House narrowly advances farm bill amid fight over Yemen war vote
Judge in drone case: Congressional oversight of the military is 'a joke'
An appeals court on Friday upheld a decision to dismiss a lawsuit from a Yemeni man whose relatives were killed in a U.S. drone strike he alleges was unlawful.
A three-judge panel on the U.S. Court of Appeals for the D.C. Circuit agreed with a lower court that it does not have jurisdiction to judge military actions.
But the author of the court's decision, Judge Janice Rogers Brown, also wrote a concurring opinion in which she lamented that congressional oversight of the military is a "joke" and concluded that "our democracy is broken."
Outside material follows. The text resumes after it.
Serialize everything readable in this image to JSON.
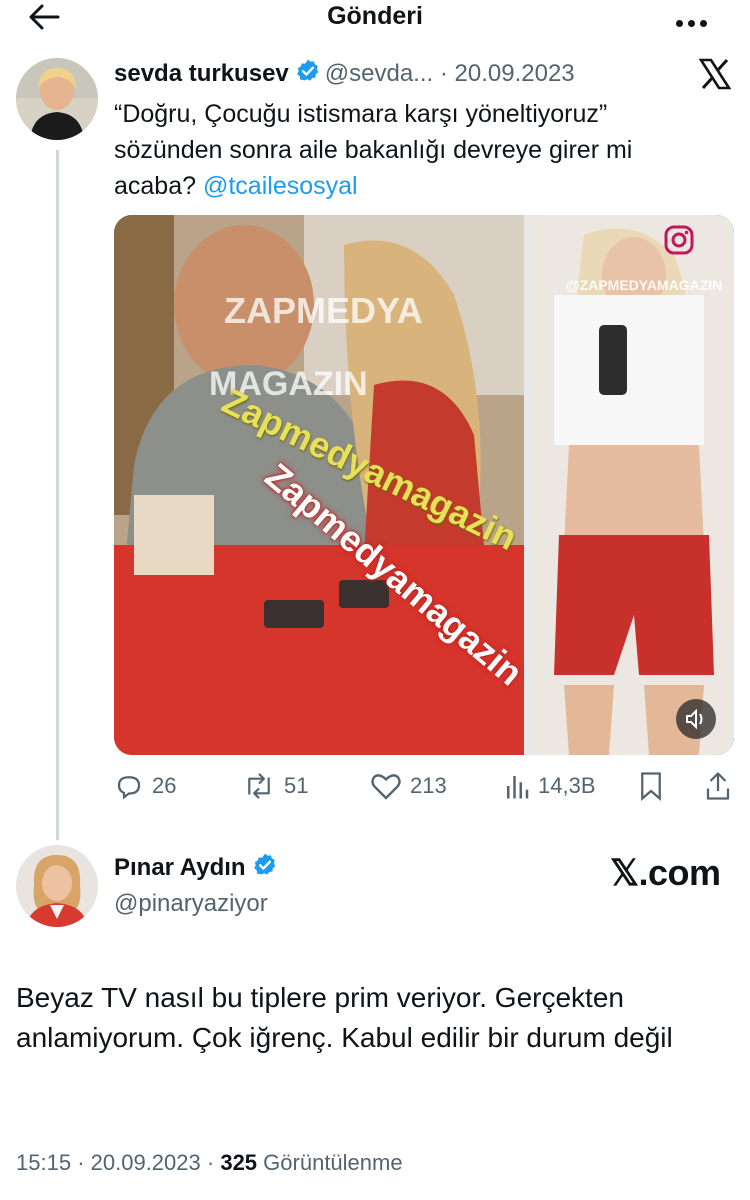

"We must, however, hope that it is not incurably so," she continued. "This nation's reputation for open and measured action is our national birthright; it is a history that ensures our credibility in the international community.
"The spread of drones cannot be stopped, but the U.S. can still influence how they are used in the global community - including, someday, seeking recourse should our enemies turn these powerful weapons 180 degrees to target our homeland. The Executive and Congress must establish a clear policy for drone strikes and precise avenues for accountability," wrote Brown, who was nominated to the court by President George W. Bush.
At issue is an August 2012 drone strike in Khashamir, Yemen, that killed Salem bin Ali Jaber, a local imam known for preaching against al Qaeda, and Waleed bin Ali Jaber, a local policeman, among others.
Faisal bin Ali Jaber, a Yemeni engineer, sued the U.S. government for the death of brother-in-law Salem and nephew Waleed. He says the strike violated the Torture Victim Protection Act and the Alien Tort Statute, and has framed the lawsuit as an attempt to lift the secrecy surrounding U.S. drone strikes.
In dismissing the case, the court cited another case, known as El-Shifa Pharmaceutical Industries Co. v. United States, that found the wisdom of military operations is a political question not a judicial one.
"In short, El-Shifa controls the court's analysis here and compels dismissal of Plaintiffs' claims," Brown wrote in the decision. "To borrow a closing line, 'Under the political question doctrine, the foreign target of a military strike cannot challenge in court the wisdom of [that] military action taken by the United States.
"Despite their efforts to characterize the case differently, that is just what the [P]laintiffs have asked us to do. The district court's dismissal of their claims is [a]ffirmed.' "
In a statement Friday, human rights group Reprieve, which is working with Faisal bin Ali Jaber, said Brown's comments in her concurring opinion suggest the case is worthy of Supreme Court review.
"When a senior judge raises the alarm about our democracy, it's time to sit up and take notice," Reprieve attorney Shelby Sullivan-Bennis said in a statement. "Judge Brown appears profoundly uncomfortable with her court giving our president carte blanche to kill innocents abroad. She is right to ask who will check the power of the U.S. executive. The bleak answer today is 'no one.' "